Red Cross Denies Help to Families
In an unexpected switcheroo, the Red Cross surprised me. They apparently have denied assistance to families burnt out of their humble abodes in a Ft. Lauderdale, FL motel. It seems the desperate families are too homeless.
I’ve long been railing about families “not homeless enough,” as shown in my film of the same name made in Madison and Dane County, Wisconsin a couple years ago. Millions of houseless households don’t qualify for HUD assistance because they’re not homeless enough. Congress, bless their hearts, has no clue that homelessness is far worse than they’ve been told by HUD. Instead of 500,000 or so people experiencing homelessness, estimates of 20 million or more reflect the painful reality. Here’s my modest calculation of families and youth.
In last night’s Ft. Lauderdale incident, two families were displaced by fire at the motel they were staying. I think it’s safe to say these families weren’t vacationing.
Countless families turn to motels when they’ve lost housing. They’re the “lucky” ones. Staying in a motel sure beats the alternatives — sleeping in a car (if you’re luck enough to have one), staying in a shelter (if you’re lucky enough to be somewhere family shelters exist and have room for you), staying with family/friends or strangers (which isn’t as cozy or stable as you might imagine), sleeping in places not fit for human habitation (as awful as it sounds), “camping” with no comforts of home (and enduring awful weather).
But these motels are not paradise. They’re 21st Century Homeless Shelters. In fact, a huge movement toward converting motels into shelters is happening around the country, funded by federal pandemic dollars. It’s a good thing if the motels aren’t a “dumping ground” to hide those some consider “undesirables.” (another story for another day)
When families pay for their own motel rooms, they don’t qualify as “homeless” for purposes of getting housing assistance. If an agency or church, pays, VIOLA! The family is magically considered homeless.

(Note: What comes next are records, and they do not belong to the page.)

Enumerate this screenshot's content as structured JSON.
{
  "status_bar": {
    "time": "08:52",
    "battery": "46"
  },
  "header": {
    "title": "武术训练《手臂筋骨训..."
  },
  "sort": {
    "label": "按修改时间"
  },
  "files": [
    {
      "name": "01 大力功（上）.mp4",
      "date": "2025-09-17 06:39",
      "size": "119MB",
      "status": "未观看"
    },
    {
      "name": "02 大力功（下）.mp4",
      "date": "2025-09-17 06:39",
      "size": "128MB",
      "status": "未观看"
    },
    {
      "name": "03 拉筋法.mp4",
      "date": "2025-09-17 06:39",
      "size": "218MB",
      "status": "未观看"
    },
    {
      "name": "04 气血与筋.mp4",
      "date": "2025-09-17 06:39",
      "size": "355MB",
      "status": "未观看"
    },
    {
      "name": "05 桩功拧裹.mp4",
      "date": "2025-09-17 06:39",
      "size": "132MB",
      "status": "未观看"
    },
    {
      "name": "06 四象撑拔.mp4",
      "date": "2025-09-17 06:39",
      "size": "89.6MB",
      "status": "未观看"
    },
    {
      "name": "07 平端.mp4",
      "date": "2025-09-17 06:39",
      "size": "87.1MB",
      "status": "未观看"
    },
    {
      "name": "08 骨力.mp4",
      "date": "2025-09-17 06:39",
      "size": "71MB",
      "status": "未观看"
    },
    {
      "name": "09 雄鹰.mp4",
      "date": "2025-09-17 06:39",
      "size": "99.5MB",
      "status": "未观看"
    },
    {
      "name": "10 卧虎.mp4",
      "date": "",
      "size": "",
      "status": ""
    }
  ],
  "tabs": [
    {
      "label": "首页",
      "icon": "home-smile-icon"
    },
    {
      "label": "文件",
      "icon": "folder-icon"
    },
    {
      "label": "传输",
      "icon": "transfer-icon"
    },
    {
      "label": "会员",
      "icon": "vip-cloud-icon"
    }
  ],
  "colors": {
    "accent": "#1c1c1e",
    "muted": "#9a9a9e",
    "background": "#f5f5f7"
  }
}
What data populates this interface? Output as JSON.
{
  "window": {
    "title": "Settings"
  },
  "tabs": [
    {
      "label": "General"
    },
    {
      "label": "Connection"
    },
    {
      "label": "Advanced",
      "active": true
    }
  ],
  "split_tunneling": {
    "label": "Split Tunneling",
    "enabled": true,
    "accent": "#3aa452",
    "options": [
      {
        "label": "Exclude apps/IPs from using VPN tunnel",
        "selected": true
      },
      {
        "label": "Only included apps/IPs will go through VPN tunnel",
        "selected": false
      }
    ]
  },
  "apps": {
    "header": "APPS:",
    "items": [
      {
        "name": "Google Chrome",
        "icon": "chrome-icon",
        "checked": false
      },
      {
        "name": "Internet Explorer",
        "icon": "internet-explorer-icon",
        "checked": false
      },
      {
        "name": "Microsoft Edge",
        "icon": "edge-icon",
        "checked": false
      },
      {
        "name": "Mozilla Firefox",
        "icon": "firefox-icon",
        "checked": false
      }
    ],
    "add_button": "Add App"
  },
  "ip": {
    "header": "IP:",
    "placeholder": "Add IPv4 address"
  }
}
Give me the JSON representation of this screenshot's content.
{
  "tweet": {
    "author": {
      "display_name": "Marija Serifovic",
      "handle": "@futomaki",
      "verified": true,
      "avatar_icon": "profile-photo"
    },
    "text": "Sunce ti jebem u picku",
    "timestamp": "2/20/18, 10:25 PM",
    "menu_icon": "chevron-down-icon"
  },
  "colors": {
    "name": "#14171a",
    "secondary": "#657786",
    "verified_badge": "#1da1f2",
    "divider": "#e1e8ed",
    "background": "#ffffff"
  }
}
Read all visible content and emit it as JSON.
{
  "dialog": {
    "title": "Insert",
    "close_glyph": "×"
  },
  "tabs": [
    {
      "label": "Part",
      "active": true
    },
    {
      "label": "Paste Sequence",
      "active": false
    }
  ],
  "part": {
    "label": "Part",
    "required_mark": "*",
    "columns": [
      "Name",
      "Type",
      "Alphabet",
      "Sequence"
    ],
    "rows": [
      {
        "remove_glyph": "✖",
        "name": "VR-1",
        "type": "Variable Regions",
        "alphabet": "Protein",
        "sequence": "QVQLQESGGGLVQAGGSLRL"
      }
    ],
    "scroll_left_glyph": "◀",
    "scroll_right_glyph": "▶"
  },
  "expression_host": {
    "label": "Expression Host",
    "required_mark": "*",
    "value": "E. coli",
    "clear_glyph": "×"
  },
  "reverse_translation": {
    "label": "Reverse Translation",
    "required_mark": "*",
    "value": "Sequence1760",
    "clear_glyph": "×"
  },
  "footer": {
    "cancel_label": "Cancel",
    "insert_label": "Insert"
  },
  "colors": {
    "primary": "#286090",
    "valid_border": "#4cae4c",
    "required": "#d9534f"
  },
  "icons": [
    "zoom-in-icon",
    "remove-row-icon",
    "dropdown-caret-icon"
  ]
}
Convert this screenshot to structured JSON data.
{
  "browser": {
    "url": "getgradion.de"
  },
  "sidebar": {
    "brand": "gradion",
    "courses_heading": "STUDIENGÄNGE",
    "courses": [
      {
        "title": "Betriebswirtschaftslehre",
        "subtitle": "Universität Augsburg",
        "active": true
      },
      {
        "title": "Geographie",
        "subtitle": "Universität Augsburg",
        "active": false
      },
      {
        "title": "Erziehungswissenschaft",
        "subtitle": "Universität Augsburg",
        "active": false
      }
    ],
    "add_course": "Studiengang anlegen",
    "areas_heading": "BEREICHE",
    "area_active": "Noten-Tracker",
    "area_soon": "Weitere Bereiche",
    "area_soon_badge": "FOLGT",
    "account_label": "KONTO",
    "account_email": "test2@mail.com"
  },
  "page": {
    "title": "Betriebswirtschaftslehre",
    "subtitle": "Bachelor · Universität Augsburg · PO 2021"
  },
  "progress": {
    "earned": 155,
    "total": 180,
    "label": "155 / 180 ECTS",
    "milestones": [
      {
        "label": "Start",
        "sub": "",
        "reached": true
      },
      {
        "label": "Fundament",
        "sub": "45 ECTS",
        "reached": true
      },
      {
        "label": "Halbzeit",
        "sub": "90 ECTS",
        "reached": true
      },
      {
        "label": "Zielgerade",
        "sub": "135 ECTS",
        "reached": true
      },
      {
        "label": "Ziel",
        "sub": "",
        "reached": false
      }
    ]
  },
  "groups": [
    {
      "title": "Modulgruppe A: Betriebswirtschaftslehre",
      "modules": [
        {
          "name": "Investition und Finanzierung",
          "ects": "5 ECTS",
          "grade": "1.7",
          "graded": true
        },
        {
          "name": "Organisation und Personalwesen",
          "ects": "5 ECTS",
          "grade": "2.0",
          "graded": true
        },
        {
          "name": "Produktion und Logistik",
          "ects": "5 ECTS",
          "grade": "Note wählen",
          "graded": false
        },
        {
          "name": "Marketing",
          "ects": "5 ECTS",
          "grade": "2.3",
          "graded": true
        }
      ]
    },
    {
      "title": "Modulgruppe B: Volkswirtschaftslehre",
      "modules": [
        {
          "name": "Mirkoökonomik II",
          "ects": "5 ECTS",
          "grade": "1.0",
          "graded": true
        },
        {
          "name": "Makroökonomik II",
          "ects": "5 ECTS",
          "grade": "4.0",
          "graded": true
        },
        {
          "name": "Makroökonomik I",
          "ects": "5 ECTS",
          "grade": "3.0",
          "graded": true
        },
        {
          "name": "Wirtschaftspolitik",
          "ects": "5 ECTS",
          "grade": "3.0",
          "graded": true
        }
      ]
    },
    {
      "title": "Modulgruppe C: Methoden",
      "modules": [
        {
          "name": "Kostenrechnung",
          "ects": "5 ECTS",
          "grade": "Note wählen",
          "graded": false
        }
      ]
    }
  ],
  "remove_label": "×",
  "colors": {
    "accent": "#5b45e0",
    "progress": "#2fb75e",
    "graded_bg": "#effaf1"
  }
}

Most families relying on these expensive options to other forms of homelessness struggle to pay for their room which causes considerable consternation. Their existence, as I’ve seen in my efforts to chronicle family homelessness over the past 19 years, ranges from dire to desperately dire.
The motel fire made these two families more homeless by my estimation. Fires are scary, and deadly. Fortunately, the families got out, but lost everything of their meager belongings. According to the WSVN news report:
The families affected are now facing the daunting task of rebuilding their lives.
“We lost everything; now we’re homeless. We don’t have shoes or anything for my kids, no diapers, no nothing,” said Shannon as he spoke about the predicament his family is now in.
The American Red Cross was contacted for assistance, but they couldn’t provide help as the place where the families were staying was not considered a permanent residence.
“They said they can’t help us because we aren’t long-term or something. It’s crazy,” expressed Shannon.
Shannon and his family escaped the inferno with just the clothing on their backs. They didn’t even get a chance to grab shoes.
Picture the families huddled together in front of the smoldering wreckage of their motel rooms. What little hope they had for help — the Red Cross — just told them they don’t qualify for any help.
I don’t know what to say.
No-tell motels on the outskirts (and inner-skirts) of cities and towns nationwide are what passes for “permanent residence” for countless families and individuals. It’s an ugly existence, made even uglier by this determination of the American Red Cross, that if disaster hits, you’re shit out of luck.